All in all, I reassure you that our association is well alive and innovative, backed by your solid financial support.
On the business side, the prices movements over the last 12 months were very uncomplicated. Just a few days before our 2018 seminar, the American administration introduced a new phase of tariffs on Chinese goods, the market was then around 80 c/lb or 1050 CFA per Kilo, but already well below the 1150 CFA reached three months earlier. At the same time, the USDA still reported a production deficit of one and a half million tons.
Since then, the Sino-American trade war and President Trump’s tweets have taken over, and in the meantime, production has surpassed demand. I don’t need to remind you how that film ended… On the other hand, I leave you with some positive arguments to leave some hope during my second year in office:

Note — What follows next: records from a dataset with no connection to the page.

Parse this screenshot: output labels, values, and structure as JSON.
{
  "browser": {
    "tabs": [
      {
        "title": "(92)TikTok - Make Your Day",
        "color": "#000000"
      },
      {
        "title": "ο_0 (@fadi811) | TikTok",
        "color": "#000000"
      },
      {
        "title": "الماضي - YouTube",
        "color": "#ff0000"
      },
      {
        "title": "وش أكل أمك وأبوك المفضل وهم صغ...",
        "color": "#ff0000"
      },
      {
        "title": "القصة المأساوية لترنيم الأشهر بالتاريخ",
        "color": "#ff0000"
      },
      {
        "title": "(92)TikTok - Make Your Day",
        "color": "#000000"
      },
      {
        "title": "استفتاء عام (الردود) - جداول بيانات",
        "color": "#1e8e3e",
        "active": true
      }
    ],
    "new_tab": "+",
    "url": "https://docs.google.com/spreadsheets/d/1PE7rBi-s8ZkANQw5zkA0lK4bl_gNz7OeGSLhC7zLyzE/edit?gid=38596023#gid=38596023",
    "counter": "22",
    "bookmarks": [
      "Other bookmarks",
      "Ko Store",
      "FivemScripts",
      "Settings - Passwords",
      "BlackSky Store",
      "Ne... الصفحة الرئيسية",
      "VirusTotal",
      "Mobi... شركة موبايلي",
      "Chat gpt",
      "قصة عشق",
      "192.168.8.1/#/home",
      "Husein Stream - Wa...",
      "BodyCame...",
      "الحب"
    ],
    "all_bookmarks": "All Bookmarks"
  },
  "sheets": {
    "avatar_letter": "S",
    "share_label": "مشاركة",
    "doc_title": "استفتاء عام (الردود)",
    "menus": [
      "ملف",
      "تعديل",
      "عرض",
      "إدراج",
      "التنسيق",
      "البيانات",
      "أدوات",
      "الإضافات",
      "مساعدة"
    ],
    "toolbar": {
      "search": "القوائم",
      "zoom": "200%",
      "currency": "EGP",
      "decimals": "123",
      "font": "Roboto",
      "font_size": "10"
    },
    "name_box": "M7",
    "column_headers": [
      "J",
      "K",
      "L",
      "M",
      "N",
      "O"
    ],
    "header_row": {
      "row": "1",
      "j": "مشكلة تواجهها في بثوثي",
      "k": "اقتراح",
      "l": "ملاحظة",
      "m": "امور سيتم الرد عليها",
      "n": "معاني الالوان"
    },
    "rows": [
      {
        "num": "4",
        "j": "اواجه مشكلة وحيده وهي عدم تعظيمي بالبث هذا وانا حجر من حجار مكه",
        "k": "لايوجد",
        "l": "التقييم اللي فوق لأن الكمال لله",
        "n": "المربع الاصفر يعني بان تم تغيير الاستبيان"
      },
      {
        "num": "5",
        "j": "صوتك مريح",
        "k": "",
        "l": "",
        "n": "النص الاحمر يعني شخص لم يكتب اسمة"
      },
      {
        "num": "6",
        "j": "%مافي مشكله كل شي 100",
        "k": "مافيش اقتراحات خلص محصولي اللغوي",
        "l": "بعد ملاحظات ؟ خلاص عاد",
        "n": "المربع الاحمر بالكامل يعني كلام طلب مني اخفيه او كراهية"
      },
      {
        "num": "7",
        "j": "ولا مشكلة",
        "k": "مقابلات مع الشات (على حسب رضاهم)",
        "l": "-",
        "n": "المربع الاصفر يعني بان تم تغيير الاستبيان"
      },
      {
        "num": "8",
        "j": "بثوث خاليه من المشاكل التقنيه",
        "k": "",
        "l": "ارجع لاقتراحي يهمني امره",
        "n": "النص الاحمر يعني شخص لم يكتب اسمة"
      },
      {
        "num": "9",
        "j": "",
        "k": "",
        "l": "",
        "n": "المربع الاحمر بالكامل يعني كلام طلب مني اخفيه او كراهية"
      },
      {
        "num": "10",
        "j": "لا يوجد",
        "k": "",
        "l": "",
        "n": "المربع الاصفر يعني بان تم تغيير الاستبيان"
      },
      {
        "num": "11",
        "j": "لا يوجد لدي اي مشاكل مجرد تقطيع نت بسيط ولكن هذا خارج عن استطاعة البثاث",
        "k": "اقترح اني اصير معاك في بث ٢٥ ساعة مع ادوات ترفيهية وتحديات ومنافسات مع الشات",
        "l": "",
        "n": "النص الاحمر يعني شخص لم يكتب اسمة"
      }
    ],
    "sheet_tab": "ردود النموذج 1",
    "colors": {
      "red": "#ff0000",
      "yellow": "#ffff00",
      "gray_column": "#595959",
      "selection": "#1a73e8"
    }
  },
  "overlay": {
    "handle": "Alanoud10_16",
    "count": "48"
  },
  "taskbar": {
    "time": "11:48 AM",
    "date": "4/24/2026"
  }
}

– First, this season’s low prices are demotivating and should bring production down for the 2020/21 season.
– Then, whether it is America, India or China, all the major producing countries have their subsidy programs aimed at reducing the stock available on the market in order to stimulate prices.
– Third, the Sino-American trade war should favor African cotton and improve its price in comparison to US cotton.

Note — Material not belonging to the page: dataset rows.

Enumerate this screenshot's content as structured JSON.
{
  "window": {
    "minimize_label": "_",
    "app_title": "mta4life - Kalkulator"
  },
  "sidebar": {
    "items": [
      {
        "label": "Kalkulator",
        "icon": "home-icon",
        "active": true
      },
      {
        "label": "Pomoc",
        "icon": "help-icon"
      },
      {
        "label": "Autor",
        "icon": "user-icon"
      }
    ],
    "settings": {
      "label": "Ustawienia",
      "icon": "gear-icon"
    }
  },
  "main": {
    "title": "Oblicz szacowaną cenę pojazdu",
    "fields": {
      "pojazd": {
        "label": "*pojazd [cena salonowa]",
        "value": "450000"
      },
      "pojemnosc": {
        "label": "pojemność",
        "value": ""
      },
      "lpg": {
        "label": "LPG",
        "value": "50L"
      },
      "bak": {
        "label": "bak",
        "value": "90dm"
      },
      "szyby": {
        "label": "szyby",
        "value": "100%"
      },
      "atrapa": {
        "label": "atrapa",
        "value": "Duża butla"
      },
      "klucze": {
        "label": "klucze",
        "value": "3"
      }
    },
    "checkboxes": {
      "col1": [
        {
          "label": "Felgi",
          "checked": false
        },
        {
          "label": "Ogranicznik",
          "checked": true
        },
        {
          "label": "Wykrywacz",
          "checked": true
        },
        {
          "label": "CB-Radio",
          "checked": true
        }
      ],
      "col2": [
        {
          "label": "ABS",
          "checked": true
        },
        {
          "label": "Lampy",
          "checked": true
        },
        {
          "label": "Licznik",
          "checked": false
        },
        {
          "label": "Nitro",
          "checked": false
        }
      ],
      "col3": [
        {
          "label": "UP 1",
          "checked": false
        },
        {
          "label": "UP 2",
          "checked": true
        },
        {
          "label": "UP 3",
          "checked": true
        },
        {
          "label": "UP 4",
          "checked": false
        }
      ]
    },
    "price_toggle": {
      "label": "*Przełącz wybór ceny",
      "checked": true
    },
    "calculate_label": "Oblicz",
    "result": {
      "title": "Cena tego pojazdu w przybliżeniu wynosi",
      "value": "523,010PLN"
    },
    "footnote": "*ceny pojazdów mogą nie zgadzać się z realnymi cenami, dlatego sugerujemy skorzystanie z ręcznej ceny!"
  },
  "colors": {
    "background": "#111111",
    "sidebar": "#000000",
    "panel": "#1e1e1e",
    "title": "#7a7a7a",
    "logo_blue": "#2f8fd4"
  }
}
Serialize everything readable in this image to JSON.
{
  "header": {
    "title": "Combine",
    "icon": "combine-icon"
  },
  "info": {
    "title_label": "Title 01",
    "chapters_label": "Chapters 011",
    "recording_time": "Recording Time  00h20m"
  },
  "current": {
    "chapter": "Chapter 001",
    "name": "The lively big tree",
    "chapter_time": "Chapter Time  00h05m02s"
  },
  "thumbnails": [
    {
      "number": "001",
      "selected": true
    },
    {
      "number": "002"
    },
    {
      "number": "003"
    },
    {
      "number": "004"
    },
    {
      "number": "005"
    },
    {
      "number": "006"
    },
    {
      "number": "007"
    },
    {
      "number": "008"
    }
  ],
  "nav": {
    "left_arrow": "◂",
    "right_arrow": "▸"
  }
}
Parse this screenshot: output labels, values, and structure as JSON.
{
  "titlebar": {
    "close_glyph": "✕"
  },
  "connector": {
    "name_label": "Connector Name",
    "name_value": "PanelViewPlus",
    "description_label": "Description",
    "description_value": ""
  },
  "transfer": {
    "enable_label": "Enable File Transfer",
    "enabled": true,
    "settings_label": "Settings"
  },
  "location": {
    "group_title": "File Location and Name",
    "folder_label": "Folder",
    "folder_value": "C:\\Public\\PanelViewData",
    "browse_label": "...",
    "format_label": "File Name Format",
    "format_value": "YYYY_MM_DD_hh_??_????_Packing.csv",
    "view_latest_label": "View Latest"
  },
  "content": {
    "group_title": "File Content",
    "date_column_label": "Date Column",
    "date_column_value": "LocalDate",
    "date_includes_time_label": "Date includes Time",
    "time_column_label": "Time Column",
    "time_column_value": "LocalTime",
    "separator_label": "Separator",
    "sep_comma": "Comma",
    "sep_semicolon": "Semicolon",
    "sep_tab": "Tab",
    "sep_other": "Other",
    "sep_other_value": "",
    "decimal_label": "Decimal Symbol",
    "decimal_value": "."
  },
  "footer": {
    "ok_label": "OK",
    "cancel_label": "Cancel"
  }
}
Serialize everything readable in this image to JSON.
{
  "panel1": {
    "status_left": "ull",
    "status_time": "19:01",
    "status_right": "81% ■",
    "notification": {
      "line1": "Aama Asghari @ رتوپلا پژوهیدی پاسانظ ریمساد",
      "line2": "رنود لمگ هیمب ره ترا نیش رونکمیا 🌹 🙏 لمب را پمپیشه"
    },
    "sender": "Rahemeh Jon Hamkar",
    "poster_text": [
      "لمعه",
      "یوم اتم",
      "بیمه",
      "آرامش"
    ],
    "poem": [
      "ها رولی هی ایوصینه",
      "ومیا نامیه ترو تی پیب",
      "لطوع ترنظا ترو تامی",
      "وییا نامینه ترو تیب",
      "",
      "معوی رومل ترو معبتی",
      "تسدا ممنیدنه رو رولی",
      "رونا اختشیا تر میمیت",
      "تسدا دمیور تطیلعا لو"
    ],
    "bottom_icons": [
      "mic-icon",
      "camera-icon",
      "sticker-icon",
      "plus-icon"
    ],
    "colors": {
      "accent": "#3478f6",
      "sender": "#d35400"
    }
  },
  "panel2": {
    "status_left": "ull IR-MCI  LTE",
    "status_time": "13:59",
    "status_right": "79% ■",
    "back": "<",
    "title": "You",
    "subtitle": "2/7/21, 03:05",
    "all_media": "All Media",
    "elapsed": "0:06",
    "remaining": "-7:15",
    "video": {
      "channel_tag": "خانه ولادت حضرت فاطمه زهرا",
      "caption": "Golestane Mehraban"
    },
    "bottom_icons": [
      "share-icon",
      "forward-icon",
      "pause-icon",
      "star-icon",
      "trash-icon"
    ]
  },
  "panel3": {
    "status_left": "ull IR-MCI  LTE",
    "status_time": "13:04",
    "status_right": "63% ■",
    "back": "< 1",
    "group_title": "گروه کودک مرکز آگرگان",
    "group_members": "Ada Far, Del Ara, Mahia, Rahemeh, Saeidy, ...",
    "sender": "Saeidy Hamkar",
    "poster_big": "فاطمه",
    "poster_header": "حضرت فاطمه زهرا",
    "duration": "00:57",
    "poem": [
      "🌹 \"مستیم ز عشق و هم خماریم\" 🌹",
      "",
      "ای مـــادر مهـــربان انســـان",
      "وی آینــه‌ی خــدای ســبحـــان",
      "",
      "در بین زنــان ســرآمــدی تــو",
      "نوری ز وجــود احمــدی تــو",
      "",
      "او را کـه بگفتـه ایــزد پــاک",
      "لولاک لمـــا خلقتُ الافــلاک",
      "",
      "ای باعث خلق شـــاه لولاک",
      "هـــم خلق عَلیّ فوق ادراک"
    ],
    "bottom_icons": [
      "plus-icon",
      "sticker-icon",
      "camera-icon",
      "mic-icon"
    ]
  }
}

– Finally, the speculative community is holding almost record net short positions and could easily panic and forcefully buy the market at the slightest positive news.
I will stop now as far as the market is concerned.

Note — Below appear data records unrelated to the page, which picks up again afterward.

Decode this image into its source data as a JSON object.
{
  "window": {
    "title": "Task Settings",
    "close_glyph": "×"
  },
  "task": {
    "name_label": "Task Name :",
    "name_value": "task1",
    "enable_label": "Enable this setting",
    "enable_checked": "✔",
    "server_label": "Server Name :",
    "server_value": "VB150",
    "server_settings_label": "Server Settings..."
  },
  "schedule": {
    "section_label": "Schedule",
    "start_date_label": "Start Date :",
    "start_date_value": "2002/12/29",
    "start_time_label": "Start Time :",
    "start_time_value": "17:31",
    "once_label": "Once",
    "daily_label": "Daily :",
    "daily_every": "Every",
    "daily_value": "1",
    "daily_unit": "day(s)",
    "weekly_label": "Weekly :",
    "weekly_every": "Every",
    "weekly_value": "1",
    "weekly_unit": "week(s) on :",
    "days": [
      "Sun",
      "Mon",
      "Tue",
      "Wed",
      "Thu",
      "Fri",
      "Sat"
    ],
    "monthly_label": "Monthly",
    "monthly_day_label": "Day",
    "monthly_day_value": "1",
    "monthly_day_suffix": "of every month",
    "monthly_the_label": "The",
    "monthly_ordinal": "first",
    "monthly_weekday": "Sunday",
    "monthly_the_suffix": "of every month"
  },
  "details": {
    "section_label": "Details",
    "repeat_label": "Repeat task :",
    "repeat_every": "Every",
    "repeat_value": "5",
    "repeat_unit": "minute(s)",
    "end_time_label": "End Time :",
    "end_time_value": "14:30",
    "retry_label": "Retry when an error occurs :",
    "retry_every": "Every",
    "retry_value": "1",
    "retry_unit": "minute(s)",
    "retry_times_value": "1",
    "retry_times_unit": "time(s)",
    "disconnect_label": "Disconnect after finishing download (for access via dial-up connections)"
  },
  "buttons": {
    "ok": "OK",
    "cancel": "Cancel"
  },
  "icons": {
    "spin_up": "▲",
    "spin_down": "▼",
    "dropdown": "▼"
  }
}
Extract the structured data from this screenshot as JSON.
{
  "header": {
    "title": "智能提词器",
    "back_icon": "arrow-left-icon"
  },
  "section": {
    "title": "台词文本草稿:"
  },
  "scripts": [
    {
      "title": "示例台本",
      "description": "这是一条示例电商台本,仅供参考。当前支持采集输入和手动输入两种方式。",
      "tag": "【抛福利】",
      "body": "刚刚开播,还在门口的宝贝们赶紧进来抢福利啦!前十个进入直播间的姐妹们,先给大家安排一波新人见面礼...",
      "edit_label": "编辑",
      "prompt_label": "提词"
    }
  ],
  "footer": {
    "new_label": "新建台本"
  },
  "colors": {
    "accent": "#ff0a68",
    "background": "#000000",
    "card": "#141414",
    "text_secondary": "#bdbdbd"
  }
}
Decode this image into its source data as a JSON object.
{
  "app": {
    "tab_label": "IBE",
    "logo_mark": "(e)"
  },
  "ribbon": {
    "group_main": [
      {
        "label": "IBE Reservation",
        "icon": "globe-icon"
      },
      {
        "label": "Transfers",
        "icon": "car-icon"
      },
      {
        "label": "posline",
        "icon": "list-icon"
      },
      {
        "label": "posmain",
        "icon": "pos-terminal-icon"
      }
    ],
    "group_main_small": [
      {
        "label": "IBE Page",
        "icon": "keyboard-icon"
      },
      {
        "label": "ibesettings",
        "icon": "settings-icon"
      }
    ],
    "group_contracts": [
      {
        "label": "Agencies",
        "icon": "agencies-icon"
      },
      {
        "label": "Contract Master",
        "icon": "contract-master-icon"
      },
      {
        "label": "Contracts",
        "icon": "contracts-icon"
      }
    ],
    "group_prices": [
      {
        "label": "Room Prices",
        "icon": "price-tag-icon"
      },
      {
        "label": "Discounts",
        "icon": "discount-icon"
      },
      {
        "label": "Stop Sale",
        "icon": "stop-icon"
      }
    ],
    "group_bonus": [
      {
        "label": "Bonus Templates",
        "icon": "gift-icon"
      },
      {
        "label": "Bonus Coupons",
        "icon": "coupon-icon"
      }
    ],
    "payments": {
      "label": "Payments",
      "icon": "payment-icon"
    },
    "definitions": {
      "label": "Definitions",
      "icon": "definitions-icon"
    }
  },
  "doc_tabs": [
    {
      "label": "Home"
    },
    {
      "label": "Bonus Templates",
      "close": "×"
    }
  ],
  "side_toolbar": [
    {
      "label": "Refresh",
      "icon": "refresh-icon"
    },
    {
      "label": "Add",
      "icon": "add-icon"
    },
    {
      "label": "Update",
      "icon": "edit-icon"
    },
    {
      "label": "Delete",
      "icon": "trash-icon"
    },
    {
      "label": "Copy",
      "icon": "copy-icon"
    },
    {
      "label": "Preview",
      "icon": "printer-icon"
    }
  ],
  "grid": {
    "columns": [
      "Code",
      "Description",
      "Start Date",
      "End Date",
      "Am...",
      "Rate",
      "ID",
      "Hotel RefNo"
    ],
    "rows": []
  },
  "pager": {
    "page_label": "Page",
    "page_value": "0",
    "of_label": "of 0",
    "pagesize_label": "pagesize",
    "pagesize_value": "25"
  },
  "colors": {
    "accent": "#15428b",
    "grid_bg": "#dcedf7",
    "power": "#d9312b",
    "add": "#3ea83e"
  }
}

Let’s return to the sustainability theme. Why? It’s simple, when we started thinking about the subject, I realized that in fact, I didn’t know much about it and I had to dive into publications to get to the bottom of it.
The 1987 Brundtland Report explains: “Sustainable development meets the needs of the present without compromising the ability of future generations to meet their own needs”.
I realized that contrary to my preconceived ideas: sustainable development is not just about protecting the environment or social issues. Indeed, the theory says that sustainable development is based on 3 pillars, or circles, we can summarize by talking about the “3 Ps”. People, Planet and Profit. Or, Social, Environmental and Economic.
Others refer to the expression “Triple Balance Sheet”. As far as I can remember, in the media hype of Facebook, Instagram, Tweeter or other, I have often heard about People and Planet, but I lack relevant memories on the 3rd Pillar: “Profit”. Certainly, I was able to find some academic definitions, but not really many concrete examples to share with you. The very definition of economic sustainability is quite subjective. For me, for the expression ‘economic sustainability’, I would like to suggest the following definition: “the ability of a project or a sector to independently maintain a certain level of economic productivity “. A project will be sustainable as soon as it can keep itself alive on its own.
In fact, the day external aid becomes superfluous, we will have succeeded in our fight for sustainability. In practice, what does this mean for us, us being strongly linked to African cotton production?
It is our duty throughout the supply chain to enable the farmer to provide for his family while respecting the people and planet around him. To do this, we must continue to help them secure their incomes by increasing their profitability. Not by subsidizing the prices of seed cotton or such, nor by doubling each farmer’s acreage, but by giving them the knowledge and technical means necessary to increase their yields in the fields while respecting nature.
Leaving you with this challenge, I thank you for listening and look forward to meeting you next year on October for the AFCOT 2020 annual conference and dinner in Monte Carlo!
We can now all move over to the bar, thanks for being here, and have a great evening!